[Exercise instructions] The data are to be restated in full, exactly as presented.
Input data Start Marker
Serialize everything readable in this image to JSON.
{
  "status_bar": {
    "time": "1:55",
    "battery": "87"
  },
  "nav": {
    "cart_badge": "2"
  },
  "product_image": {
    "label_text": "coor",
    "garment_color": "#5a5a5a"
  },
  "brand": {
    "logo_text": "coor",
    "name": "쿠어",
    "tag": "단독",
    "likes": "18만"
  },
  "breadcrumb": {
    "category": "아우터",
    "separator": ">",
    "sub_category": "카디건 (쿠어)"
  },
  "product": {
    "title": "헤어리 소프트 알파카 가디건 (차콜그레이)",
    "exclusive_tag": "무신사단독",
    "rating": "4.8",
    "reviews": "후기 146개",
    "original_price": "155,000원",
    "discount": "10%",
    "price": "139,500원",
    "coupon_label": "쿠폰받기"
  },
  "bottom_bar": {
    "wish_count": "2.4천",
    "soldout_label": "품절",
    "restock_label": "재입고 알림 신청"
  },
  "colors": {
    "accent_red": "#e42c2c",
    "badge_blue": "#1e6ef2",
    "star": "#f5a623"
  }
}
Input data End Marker
[The completed task]
Serialize everything readable in this image to JSON.
{
  "status_bar": {
    "time": "1:55",
    "battery": "87"
  },
  "nav": {
    "cart_badge": "2"
  },
  "product_image": {
    "label_text": "coor",
    "garment_color": "#5a5a5a"
  },
  "brand": {
    "logo_text": "coor",
    "name": "쿠어",
    "tag": "단독",
    "likes": "18만"
  },
  "breadcrumb": {
    "category": "아우터",
    "separator": ">",
    "sub_category": "카디건 (쿠어)"
  },
  "product": {
    "title": "헤어리 소프트 알파카 가디건 (차콜그레이)",
    "exclusive_tag": "무신사단독",
    "rating": "4.8",
    "reviews": "후기 146개",
    "original_price": "155,000원",
    "discount": "10%",
    "price": "139,500원",
    "coupon_label": "쿠폰받기"
  },
  "bottom_bar": {
    "wish_count": "2.4천",
    "soldout_label": "품절",
    "restock_label": "재입고 알림 신청"
  },
  "colors": {
    "accent_red": "#e42c2c",
    "badge_blue": "#1e6ef2",
    "star": "#f5a623"
  }
}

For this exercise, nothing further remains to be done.